After collecting water from the river, the company categorises it into filtered water and demi water. From the filtered water, it gets cooling water, fire water and potable water. Demi water, on the other hand, is used in the boiler to make steam for urea production.
"Now, we are looking for sweet water. We contacted Chattogram Water Supply and Sewerage Authority and they assured us of providing 10 million litres per day within a few years. We have four deep tube wells, but we do not use those as they deplete groundwater levels," Rahim said.
The CUFL's everyday urea production capacity is 1,700 tonnes while ammonia production capacity is 1,000 tonnes. The company can produce 561,000 tonnes of urea annually.
Because of the unwanted suspension of production, CUFL has hardly been able to achieve its yearly targets, forcing Bangladesh to import more fertiliser.
Bangladesh has an annual demand of over 2.6 million tonnes of urea. The BCIC's six factories can currently produce around 0.8 million tonnes of urea. A decade ago, those factories could produce 1.8 million tonnes.
DAP Fertiliser Company, another BCIC factory, is also heavily affected by high salinity levels as it collects around 10 million litres of water every day from the Karnaphuli through the CUFL.
The Wasa water treatment plant at Mohara, at the estuary of the River Halda near the Karnaphuli, is also facing severe setbacks.
"We cannot supply water to city residents if the salinity is above 200ppm. During the dry season, or low tide, we have to mix ground water with the river water to make the water drinkable," said AKM Fazlullah, managing director of Chattogram Wasa.
"In 2018, we had to make an announcement in daily newspapers asking people not to drink our water," he added.

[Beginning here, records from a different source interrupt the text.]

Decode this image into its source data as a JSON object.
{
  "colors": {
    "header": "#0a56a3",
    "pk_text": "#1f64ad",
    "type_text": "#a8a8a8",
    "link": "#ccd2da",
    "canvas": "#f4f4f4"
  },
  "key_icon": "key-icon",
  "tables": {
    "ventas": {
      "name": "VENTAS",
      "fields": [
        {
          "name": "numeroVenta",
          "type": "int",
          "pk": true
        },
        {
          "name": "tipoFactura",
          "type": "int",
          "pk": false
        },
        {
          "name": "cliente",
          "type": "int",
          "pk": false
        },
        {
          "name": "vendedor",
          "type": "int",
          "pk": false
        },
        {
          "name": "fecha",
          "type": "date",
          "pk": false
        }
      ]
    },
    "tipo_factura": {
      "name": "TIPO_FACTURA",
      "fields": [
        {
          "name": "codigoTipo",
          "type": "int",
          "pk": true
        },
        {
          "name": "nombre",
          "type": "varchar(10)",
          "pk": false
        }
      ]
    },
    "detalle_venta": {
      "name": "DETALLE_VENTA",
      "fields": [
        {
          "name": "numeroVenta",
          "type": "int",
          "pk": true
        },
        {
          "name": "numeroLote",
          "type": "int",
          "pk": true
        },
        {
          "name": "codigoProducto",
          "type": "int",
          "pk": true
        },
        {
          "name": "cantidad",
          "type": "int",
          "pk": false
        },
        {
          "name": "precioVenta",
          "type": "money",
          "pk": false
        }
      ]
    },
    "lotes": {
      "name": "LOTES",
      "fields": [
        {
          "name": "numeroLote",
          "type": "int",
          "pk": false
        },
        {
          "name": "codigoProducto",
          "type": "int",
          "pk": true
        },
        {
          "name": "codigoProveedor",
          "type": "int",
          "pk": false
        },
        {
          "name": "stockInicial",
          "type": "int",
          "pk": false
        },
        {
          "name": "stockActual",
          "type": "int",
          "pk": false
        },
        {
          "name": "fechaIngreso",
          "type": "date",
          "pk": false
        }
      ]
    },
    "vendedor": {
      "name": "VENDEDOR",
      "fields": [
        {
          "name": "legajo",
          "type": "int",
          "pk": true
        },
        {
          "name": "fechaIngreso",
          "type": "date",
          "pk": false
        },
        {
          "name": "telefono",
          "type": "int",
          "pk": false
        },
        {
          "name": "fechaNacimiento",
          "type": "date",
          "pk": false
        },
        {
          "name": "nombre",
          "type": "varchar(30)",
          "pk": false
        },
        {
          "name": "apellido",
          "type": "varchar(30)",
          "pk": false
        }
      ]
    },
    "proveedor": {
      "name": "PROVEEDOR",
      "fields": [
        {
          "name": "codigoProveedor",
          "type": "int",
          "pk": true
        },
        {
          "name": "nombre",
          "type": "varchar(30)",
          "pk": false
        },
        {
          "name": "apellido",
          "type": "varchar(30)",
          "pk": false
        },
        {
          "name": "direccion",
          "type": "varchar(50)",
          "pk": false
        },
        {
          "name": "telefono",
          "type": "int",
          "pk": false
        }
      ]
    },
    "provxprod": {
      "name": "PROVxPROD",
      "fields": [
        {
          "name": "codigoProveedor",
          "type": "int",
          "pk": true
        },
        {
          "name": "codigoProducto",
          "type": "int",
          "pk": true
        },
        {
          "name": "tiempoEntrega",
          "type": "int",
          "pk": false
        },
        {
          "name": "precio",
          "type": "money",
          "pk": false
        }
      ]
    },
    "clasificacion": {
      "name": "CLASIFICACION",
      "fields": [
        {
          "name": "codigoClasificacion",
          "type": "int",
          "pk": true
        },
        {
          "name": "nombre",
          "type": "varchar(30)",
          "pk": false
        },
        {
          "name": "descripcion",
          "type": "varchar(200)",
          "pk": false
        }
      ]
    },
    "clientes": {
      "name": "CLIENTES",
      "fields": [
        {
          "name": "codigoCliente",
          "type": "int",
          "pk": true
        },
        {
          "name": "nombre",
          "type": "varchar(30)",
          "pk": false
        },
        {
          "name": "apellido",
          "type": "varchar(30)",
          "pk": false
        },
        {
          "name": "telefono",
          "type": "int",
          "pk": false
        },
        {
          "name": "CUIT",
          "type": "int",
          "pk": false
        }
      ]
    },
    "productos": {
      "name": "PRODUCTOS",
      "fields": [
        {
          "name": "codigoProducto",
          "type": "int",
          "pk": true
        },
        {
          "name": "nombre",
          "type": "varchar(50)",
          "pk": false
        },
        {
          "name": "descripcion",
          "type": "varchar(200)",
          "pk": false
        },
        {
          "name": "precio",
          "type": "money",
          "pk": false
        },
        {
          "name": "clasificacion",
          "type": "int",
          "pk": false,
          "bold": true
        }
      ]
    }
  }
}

Dr. Muhammad Edris Ali, a Karnaphuli researcher and chemistry professor at the government Hazi Muhammad Mohsin College, told The Business Standard, "There are 350 small and big industries on the banks of the Karnaphuli. Most of them somehow depend on the river water. Some industries collect water for production and some for personal use; they all are suffering because of high salinity.
"Moreover, the amount of sweet water which is supposed to come from upstream does not come to the river. The increasing use of river water and dumping of waste are also making the water saline and polluted," he said.
"The agricultural lands in five upazilas are losing fertility while fish farming is getting tougher because of the salinity in water," Edris Ali added.
AKM Rezaul Karim, a climate change expert and author of "Climate Change and Environmental Planning," said, "The increasing salinity in Karnaphuli water is the impact of the rise in sea levels caused by climate change. High salinity is found from the Karnaphuli estuary [the Bay of Bengal] towards upstream until the mouth of the River Halda, a 55km stretch."
This will increase with rising sea levels, he said.
To address the problem, Karim, who is also the chief city planner of Chattogram City Corporation, said more action was needed.
"We have to formulate an adaptation policy," he said. "For example, we have to build water reservoirs for keeping rainwater or sweet water."
This story was originally published on The Business Standard on 13 September 2020. It has been edited for clarity.
Banner image: A pump from the Chattogram Urea Fertilizer LTD on the Karnaphuli River / Credit: Mohammad Minhaj Uddin/TBS